▸ **ASSIGNMENT**:
Return the data given below exactly as it appears.

[Opening DATA PROVIDED section]

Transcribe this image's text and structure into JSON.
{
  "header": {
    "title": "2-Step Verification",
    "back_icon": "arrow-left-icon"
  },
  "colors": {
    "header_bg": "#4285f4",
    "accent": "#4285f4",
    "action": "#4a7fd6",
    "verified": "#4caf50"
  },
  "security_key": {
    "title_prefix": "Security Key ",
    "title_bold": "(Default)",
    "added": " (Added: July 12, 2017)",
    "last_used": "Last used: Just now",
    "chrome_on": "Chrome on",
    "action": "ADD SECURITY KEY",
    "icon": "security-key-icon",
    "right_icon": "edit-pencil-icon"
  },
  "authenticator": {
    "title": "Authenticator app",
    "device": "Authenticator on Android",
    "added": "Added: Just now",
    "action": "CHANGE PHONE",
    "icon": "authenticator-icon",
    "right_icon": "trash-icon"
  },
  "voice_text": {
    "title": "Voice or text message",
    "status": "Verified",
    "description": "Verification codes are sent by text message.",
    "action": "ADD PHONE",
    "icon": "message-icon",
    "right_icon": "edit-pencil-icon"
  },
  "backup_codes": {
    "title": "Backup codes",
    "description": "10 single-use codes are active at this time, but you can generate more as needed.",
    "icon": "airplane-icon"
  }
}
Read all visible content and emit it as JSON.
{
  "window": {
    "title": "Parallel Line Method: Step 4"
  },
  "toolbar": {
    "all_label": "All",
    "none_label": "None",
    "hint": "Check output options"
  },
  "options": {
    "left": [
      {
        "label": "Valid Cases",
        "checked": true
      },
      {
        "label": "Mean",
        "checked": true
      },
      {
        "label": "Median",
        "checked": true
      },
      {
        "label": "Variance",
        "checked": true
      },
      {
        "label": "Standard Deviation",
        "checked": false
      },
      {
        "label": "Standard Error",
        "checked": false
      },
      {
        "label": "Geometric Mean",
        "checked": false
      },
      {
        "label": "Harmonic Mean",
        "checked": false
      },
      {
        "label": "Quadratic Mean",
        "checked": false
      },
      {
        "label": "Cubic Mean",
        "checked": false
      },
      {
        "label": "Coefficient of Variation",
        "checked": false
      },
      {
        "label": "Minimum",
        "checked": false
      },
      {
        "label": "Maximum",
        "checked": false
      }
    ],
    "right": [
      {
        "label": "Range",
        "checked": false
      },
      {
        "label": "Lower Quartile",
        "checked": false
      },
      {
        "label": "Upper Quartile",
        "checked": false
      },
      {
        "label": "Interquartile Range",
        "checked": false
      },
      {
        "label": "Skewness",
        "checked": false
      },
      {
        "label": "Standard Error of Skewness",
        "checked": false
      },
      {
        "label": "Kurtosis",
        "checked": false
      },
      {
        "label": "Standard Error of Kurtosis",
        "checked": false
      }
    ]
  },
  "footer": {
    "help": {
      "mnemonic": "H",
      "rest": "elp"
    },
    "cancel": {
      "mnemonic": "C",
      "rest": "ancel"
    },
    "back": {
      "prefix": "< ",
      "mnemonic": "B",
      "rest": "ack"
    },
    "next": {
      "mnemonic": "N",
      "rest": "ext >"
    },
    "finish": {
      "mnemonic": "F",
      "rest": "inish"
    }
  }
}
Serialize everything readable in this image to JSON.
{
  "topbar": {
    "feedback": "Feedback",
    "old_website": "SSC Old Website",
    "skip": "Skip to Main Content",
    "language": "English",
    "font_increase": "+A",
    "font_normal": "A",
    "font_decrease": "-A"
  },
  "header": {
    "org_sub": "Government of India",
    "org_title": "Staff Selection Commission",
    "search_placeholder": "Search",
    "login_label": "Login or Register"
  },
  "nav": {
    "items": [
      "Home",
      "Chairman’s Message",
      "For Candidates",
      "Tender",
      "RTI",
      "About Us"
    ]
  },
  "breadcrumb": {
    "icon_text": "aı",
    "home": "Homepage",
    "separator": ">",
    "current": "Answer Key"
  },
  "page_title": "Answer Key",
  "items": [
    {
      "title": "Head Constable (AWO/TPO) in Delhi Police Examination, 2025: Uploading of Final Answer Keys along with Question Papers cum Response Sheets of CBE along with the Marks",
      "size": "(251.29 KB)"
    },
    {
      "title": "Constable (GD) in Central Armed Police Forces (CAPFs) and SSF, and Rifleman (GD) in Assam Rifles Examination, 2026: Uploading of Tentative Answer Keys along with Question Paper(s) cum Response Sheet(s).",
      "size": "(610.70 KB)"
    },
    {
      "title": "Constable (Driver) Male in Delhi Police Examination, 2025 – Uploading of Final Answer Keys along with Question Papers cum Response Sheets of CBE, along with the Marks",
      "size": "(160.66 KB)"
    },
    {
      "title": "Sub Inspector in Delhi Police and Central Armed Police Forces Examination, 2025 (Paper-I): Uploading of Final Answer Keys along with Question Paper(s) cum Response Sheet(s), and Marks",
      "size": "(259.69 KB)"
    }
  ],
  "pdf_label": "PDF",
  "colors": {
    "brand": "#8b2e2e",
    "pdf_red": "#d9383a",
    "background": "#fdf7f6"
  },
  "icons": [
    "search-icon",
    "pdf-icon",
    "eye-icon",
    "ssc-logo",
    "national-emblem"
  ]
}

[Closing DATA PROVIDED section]

▸ **WRITTEN RESPONSE**:
Transcribe this image's text and structure into JSON.
{
  "header": {
    "title": "2-Step Verification",
    "back_icon": "arrow-left-icon"
  },
  "colors": {
    "header_bg": "#4285f4",
    "accent": "#4285f4",
    "action": "#4a7fd6",
    "verified": "#4caf50"
  },
  "security_key": {
    "title_prefix": "Security Key ",
    "title_bold": "(Default)",
    "added": " (Added: July 12, 2017)",
    "last_used": "Last used: Just now",
    "chrome_on": "Chrome on",
    "action": "ADD SECURITY KEY",
    "icon": "security-key-icon",
    "right_icon": "edit-pencil-icon"
  },
  "authenticator": {
    "title": "Authenticator app",
    "device": "Authenticator on Android",
    "added": "Added: Just now",
    "action": "CHANGE PHONE",
    "icon": "authenticator-icon",
    "right_icon": "trash-icon"
  },
  "voice_text": {
    "title": "Voice or text message",
    "status": "Verified",
    "description": "Verification codes are sent by text message.",
    "action": "ADD PHONE",
    "icon": "message-icon",
    "right_icon": "edit-pencil-icon"
  },
  "backup_codes": {
    "title": "Backup codes",
    "description": "10 single-use codes are active at this time, but you can generate more as needed.",
    "icon": "airplane-icon"
  }
}
Read all visible content and emit it as JSON.
{
  "window": {
    "title": "Parallel Line Method: Step 4"
  },
  "toolbar": {
    "all_label": "All",
    "none_label": "None",
    "hint": "Check output options"
  },
  "options": {
    "left": [
      {
        "label": "Valid Cases",
        "checked": true
      },
      {
        "label": "Mean",
        "checked": true
      },
      {
        "label": "Median",
        "checked": true
      },
      {
        "label": "Variance",
        "checked": true
      },
      {
        "label": "Standard Deviation",
        "checked": false
      },
      {
        "label": "Standard Error",
        "checked": false
      },
      {
        "label": "Geometric Mean",
        "checked": false
      },
      {
        "label": "Harmonic Mean",
        "checked": false
      },
      {
        "label": "Quadratic Mean",
        "checked": false
      },
      {
        "label": "Cubic Mean",
        "checked": false
      },
      {
        "label": "Coefficient of Variation",
        "checked": false
      },
      {
        "label": "Minimum",
        "checked": false
      },
      {
        "label": "Maximum",
        "checked": false
      }
    ],
    "right": [
      {
        "label": "Range",
        "checked": false
      },
      {
        "label": "Lower Quartile",
        "checked": false
      },
      {
        "label": "Upper Quartile",
        "checked": false
      },
      {
        "label": "Interquartile Range",
        "checked": false
      },
      {
        "label": "Skewness",
        "checked": false
      },
      {
        "label": "Standard Error of Skewness",
        "checked": false
      },
      {
        "label": "Kurtosis",
        "checked": false
      },
      {
        "label": "Standard Error of Kurtosis",
        "checked": false
      }
    ]
  },
  "footer": {
    "help": {
      "mnemonic": "H",
      "rest": "elp"
    },
    "cancel": {
      "mnemonic": "C",
      "rest": "ancel"
    },
    "back": {
      "prefix": "< ",
      "mnemonic": "B",
      "rest": "ack"
    },
    "next": {
      "mnemonic": "N",
      "rest": "ext >"
    },
    "finish": {
      "mnemonic": "F",
      "rest": "inish"
    }
  }
}
Serialize everything readable in this image to JSON.
{
  "topbar": {
    "feedback": "Feedback",
    "old_website": "SSC Old Website",
    "skip": "Skip to Main Content",
    "language": "English",
    "font_increase": "+A",
    "font_normal": "A",
    "font_decrease": "-A"
  },
  "header": {
    "org_sub": "Government of India",
    "org_title": "Staff Selection Commission",
    "search_placeholder": "Search",
    "login_label": "Login or Register"
  },
  "nav": {
    "items": [
      "Home",
      "Chairman’s Message",
      "For Candidates",
      "Tender",
      "RTI",
      "About Us"
    ]
  },
  "breadcrumb": {
    "icon_text": "aı",
    "home": "Homepage",
    "separator": ">",
    "current": "Answer Key"
  },
  "page_title": "Answer Key",
  "items": [
    {
      "title": "Head Constable (AWO/TPO) in Delhi Police Examination, 2025: Uploading of Final Answer Keys along with Question Papers cum Response Sheets of CBE along with the Marks",
      "size": "(251.29 KB)"
    },
    {
      "title": "Constable (GD) in Central Armed Police Forces (CAPFs) and SSF, and Rifleman (GD) in Assam Rifles Examination, 2026: Uploading of Tentative Answer Keys along with Question Paper(s) cum Response Sheet(s).",
      "size": "(610.70 KB)"
    },
    {
      "title": "Constable (Driver) Male in Delhi Police Examination, 2025 – Uploading of Final Answer Keys along with Question Papers cum Response Sheets of CBE, along with the Marks",
      "size": "(160.66 KB)"
    },
    {
      "title": "Sub Inspector in Delhi Police and Central Armed Police Forces Examination, 2025 (Paper-I): Uploading of Final Answer Keys along with Question Paper(s) cum Response Sheet(s), and Marks",
      "size": "(259.69 KB)"
    }
  ],
  "pdf_label": "PDF",
  "colors": {
    "brand": "#8b2e2e",
    "pdf_red": "#d9383a",
    "background": "#fdf7f6"
  },
  "icons": [
    "search-icon",
    "pdf-icon",
    "eye-icon",
    "ssc-logo",
    "national-emblem"
  ]
}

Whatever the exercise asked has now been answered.